“These models were all critical for proper [preconstruction] coordination between multiple subcontractors,” says Sarkisian.
The building is going for the highest rating—Platinum—of the U.S. Green Building Council’s LEED certification system. A combined mechanical plant for cooling, heating and power has two 5,000-amp substations and a 2500-kW diesel generator for emergency power. The system can be converted to biomass as a fuel. A 400-kW, roof-mounted photovoltaic array is designed to produce up to 525,000-kWh annually.
The project’s 220,000-sq-ft pleated and glazed curtain wall gives the courthouse a variable appearance that changes as the sun moves while reducing solar heat gain by nearly 50%. The glass cladding makes the 627,000-sq-ft courthouse appear lighter and more transparent, says José Luis Palacios, SOM’s design director.
The pleated facade is a response to the downtown street grid, which is about 38° off of a true north-south axis. Because the courthouse aligns with the street grid, transparent panels on the north and south sides maximize daylighting, while opaque panels on the east and west sides minimize solar gain, says the architect.
GSA’s Allen says that while the design-build process has saved time and money, it does require the team to manage design work. “The design has been ongoing for the past two and half years, even though construction is underway.

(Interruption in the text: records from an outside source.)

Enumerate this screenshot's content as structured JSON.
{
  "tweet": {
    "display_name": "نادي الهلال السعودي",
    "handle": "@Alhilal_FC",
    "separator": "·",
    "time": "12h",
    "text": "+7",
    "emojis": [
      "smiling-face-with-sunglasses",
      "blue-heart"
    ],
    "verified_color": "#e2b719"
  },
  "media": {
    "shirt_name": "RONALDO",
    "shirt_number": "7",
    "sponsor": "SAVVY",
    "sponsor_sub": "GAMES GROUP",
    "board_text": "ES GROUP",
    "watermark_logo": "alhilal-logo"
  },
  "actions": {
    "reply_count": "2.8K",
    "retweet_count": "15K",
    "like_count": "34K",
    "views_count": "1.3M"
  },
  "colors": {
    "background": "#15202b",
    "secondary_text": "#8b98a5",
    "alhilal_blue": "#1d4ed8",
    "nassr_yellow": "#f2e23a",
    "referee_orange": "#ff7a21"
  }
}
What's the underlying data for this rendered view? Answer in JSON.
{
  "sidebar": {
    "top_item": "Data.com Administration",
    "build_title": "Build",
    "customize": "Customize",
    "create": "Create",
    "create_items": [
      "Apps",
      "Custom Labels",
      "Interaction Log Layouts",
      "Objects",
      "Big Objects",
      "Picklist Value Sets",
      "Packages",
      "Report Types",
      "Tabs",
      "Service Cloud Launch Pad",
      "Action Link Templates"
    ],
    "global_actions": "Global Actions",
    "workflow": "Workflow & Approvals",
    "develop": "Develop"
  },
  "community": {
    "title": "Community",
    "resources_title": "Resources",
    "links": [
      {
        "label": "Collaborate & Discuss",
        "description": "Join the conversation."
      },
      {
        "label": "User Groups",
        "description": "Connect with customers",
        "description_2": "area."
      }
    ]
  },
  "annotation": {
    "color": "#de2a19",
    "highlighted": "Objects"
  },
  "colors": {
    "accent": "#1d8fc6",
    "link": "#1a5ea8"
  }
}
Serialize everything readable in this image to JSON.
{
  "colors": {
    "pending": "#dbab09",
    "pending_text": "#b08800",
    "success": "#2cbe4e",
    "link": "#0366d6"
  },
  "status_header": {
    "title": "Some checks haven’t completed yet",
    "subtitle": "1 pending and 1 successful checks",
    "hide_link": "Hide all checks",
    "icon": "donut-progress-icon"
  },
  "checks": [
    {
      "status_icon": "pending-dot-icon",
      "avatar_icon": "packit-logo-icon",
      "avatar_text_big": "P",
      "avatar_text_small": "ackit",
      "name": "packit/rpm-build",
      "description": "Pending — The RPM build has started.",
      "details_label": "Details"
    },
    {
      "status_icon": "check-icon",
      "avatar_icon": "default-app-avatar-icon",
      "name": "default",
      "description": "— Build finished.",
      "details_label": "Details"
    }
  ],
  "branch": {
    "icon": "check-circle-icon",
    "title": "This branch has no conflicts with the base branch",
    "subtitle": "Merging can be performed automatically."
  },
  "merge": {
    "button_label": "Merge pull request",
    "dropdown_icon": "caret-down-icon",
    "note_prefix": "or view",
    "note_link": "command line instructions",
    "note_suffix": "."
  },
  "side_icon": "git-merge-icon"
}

It gives everybody a sense that they can continue to design, and at some point we’ve had to say, ‘No, the design is done. We need to get the building built,’ ” he says.